A Canadian company is developing two 500MW/5GWh ‘advanced’ compressed-air long-duration energy storage (A-CAES) projects in California. Each of these projects would be bigger than the current record holder. This makes each of these two the worlds’ largest non-hydro energy storage system ever built.
The units are designed by the Canadian firm Hydrostor. Both the facilities will have an output of 500 MW and be capable of storing 4 GWh of energy. The company is hopeful that both projects will be commissioned within three to five years.
How the technology works

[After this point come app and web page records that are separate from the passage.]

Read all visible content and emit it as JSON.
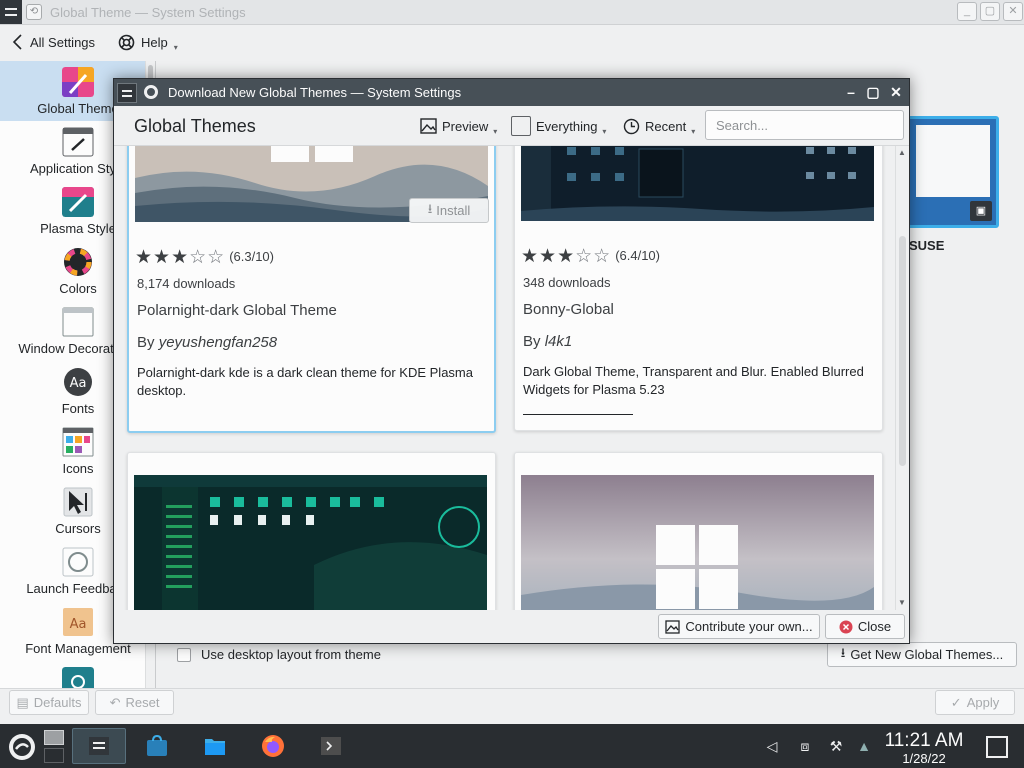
{
  "main_window": {
    "title": "Global Theme — System Settings",
    "toolbar": {
      "back_label": "All Settings",
      "help_label": "Help"
    }
  },
  "sidebar": {
    "items": [
      {
        "label": "Global Theme",
        "icon": "global-theme-icon",
        "active": true
      },
      {
        "label": "Application Style",
        "icon": "application-style-icon"
      },
      {
        "label": "Plasma Style",
        "icon": "plasma-style-icon"
      },
      {
        "label": "Colors",
        "icon": "colors-icon"
      },
      {
        "label": "Window Decorations",
        "icon": "window-decorations-icon"
      },
      {
        "label": "Fonts",
        "icon": "fonts-icon"
      },
      {
        "label": "Icons",
        "icon": "icons-icon"
      },
      {
        "label": "Cursors",
        "icon": "cursors-icon"
      },
      {
        "label": "Launch Feedback",
        "icon": "launch-feedback-icon"
      },
      {
        "label": "Font Management",
        "icon": "font-management-icon"
      }
    ]
  },
  "content": {
    "theme_label": "SUSE",
    "use_desktop_layout_label": "Use desktop layout from theme",
    "get_new_themes_label": "Get New Global Themes..."
  },
  "bottom_bar": {
    "defaults_label": "Defaults",
    "reset_label": "Reset",
    "apply_label": "Apply"
  },
  "dialog": {
    "title": "Download New Global Themes — System Settings",
    "heading": "Global Themes",
    "preview_label": "Preview",
    "filter_label": "Everything",
    "sort_label": "Recent",
    "search_placeholder": "Search...",
    "contribute_label": "Contribute your own...",
    "close_label": "Close",
    "cards": [
      {
        "name": "Polarnight-dark Global Theme",
        "author": "yeyushengfan258",
        "by": "By",
        "rating": "(6.3/10)",
        "stars": 3,
        "downloads": "8,174 downloads",
        "description": "Polarnight-dark kde is a dark clean theme for KDE Plasma desktop.",
        "install_label": "Install"
      },
      {
        "name": "Bonny-Global",
        "author": "l4k1",
        "by": "By",
        "rating": "(6.4/10)",
        "stars": 3,
        "downloads": "348 downloads",
        "description": "Dark Global Theme, Transparent and Blur. Enabled Blurred Widgets for Plasma 5.23"
      }
    ]
  },
  "taskbar": {
    "time": "11:21 AM",
    "date": "1/28/22"
  },
  "colors": {
    "accent": "#3daee9",
    "selection": "#c9def1",
    "titlebar": "#475057",
    "taskbar": "#292d31",
    "close_red": "#da4453"
  }
}
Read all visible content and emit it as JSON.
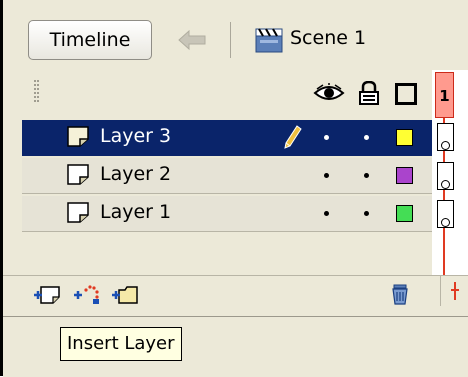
{
  "toolbar": {
    "timeline_label": "Timeline",
    "scene_label": "Scene 1"
  },
  "header": {
    "frame_number": "1"
  },
  "layers": [
    {
      "name": "Layer 3",
      "selected": true,
      "color": "#ffff33"
    },
    {
      "name": "Layer 2",
      "selected": false,
      "color": "#aa44cc"
    },
    {
      "name": "Layer 1",
      "selected": false,
      "color": "#44dd55"
    }
  ],
  "tooltip": {
    "text": "Insert Layer"
  },
  "colors": {
    "selection": "#0a246a",
    "panel": "#ece9d8",
    "playhead": "#e03a22"
  }
}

CAES is a type of battery that uses excess electricity from the grid to produce energy. The surplus electricity is used to run a compressor that produces heated compressed air. The heated compressed air is stored inside a purpose-built underground cavity, where hydrostatic pressure pushes it back to the surface. Then it is re-heated by the thermal store and directed through a turbine for generating electricity.
CAES systems are better than conventional batteries
CAES system can store energy for longer periods. These are cost-effective and have less upkeep. These batteries can also be placed anywhere the grid needs it.
Although Lithium batteries are better in terms of immediate response to demand. But lithium batteries have a definite cycle life, and their cells will need regular replacement.
Hydrostor CEO Curtis VanWalleghem, said, “Long-duration storage is essential for decarbonizing the California electricity grid and integrating the renewable energy that is already developed in the state. Our A-CAES technology utilizes only existing, proven components that are repurposed from conventional power generation into an entirely emissions-free and low-impact storage technology,”